**Goal of the exercise:** Look through the material that follows and show every line with the string "watermark".

**Material for this task:**
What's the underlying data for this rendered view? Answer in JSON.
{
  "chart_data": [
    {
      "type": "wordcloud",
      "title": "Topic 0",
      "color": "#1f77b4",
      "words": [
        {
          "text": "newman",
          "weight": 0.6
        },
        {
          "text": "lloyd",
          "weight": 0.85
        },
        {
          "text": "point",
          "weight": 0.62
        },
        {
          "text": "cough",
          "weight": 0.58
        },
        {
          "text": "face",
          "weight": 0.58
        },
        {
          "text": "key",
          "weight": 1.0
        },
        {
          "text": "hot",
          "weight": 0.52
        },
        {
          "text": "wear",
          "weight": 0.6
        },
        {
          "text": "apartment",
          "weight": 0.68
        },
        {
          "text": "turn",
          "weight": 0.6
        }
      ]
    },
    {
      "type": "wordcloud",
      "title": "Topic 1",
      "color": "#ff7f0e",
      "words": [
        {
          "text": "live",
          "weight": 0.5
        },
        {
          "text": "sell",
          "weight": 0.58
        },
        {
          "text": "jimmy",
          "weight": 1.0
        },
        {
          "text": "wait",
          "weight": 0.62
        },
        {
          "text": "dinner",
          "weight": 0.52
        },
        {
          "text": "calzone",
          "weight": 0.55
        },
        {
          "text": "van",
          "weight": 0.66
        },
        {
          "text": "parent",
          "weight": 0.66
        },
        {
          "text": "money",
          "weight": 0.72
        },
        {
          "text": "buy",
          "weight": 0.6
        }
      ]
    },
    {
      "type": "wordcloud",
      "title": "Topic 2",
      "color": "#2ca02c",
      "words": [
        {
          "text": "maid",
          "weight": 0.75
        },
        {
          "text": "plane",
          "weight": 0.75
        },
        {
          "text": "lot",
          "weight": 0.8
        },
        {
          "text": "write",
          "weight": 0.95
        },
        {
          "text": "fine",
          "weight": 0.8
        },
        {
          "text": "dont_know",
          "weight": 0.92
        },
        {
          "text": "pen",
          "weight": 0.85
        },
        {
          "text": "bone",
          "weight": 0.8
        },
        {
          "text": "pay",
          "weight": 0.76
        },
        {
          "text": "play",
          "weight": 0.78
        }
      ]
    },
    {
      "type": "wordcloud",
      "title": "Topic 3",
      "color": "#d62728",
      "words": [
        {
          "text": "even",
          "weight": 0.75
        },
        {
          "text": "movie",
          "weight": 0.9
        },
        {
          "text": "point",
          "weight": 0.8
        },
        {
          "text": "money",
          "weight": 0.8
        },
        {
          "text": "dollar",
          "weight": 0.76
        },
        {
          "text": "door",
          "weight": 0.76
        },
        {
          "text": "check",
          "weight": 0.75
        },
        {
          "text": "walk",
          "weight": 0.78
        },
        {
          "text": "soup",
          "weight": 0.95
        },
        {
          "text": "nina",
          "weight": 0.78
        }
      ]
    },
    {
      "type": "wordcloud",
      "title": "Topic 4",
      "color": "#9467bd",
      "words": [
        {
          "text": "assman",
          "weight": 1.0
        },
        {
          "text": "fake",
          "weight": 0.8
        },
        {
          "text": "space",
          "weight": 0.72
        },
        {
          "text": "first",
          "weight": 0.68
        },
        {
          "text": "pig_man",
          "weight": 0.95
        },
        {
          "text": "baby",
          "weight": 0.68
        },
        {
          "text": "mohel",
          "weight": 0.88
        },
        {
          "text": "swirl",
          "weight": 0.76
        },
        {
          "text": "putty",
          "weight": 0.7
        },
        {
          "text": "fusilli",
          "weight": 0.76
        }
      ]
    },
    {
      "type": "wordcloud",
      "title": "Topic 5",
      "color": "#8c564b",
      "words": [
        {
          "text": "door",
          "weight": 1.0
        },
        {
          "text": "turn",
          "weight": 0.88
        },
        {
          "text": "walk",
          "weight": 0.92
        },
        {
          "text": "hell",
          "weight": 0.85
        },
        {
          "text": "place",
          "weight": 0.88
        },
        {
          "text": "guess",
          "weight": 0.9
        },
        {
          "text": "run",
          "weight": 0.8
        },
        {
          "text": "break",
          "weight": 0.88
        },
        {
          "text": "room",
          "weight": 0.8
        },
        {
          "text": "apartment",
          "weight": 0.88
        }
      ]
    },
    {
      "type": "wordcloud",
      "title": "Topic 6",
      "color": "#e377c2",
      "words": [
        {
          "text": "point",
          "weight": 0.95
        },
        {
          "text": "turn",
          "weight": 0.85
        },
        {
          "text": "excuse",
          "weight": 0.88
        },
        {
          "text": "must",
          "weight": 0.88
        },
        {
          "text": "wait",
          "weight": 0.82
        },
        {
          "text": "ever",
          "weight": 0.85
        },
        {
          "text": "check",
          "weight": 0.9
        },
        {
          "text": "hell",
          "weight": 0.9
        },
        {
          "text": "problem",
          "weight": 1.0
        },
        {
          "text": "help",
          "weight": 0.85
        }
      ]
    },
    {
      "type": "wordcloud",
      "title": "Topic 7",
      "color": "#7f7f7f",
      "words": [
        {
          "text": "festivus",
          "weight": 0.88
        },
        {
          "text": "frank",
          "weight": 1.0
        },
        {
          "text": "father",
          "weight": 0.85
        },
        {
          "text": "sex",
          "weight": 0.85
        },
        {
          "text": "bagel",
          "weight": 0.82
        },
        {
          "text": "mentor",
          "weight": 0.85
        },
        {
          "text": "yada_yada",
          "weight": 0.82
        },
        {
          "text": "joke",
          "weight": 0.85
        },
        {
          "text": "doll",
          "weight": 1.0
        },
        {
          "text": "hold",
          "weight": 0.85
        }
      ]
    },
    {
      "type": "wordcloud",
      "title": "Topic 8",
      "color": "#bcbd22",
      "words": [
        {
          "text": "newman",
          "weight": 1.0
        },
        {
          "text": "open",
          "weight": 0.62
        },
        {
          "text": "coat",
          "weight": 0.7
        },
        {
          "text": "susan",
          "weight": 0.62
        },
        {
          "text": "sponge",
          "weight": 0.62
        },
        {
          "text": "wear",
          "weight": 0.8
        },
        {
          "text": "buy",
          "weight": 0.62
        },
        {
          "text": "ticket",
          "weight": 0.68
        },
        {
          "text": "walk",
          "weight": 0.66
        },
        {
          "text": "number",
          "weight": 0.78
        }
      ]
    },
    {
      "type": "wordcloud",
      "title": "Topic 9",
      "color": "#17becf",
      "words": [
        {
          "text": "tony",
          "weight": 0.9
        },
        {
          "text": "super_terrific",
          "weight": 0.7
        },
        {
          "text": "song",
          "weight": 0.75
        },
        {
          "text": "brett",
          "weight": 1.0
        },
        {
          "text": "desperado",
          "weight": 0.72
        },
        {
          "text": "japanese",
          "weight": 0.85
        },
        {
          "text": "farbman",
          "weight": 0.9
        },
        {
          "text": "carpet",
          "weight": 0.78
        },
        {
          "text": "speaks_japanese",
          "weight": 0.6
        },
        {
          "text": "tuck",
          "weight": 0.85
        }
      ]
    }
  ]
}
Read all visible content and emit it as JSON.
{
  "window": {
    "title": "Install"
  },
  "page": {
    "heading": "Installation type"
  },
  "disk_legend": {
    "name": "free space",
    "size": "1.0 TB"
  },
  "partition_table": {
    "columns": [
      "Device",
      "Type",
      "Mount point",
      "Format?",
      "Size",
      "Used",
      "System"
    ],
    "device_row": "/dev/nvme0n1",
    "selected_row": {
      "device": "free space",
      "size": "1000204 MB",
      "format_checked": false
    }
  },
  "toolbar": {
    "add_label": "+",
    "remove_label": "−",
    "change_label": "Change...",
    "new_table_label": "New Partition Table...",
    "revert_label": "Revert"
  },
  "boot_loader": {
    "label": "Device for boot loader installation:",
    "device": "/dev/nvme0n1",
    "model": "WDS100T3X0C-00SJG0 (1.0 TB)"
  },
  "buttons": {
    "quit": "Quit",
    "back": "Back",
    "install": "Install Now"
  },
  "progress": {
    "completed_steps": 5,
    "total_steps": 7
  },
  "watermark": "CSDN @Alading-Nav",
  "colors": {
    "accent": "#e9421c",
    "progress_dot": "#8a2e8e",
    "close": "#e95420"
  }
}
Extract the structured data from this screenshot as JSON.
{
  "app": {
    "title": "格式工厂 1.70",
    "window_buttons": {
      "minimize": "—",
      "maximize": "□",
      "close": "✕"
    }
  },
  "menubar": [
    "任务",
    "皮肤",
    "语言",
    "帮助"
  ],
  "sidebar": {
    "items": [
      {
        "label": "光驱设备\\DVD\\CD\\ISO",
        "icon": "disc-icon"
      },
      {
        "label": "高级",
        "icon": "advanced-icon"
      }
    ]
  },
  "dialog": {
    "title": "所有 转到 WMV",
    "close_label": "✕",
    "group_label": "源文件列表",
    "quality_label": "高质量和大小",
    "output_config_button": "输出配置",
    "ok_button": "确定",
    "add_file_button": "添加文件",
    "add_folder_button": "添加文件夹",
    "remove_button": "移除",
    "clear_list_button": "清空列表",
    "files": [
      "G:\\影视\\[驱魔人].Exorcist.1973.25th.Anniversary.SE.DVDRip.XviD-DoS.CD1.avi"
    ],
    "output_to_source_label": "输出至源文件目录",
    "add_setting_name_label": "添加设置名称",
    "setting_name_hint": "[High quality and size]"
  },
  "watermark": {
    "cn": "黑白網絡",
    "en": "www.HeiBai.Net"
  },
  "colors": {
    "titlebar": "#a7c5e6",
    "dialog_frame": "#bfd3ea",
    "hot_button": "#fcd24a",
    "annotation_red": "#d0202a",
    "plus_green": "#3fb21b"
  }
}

**Response to the exercise:**
  "watermark": "CSDN @Alading-Nav",
  "watermark": {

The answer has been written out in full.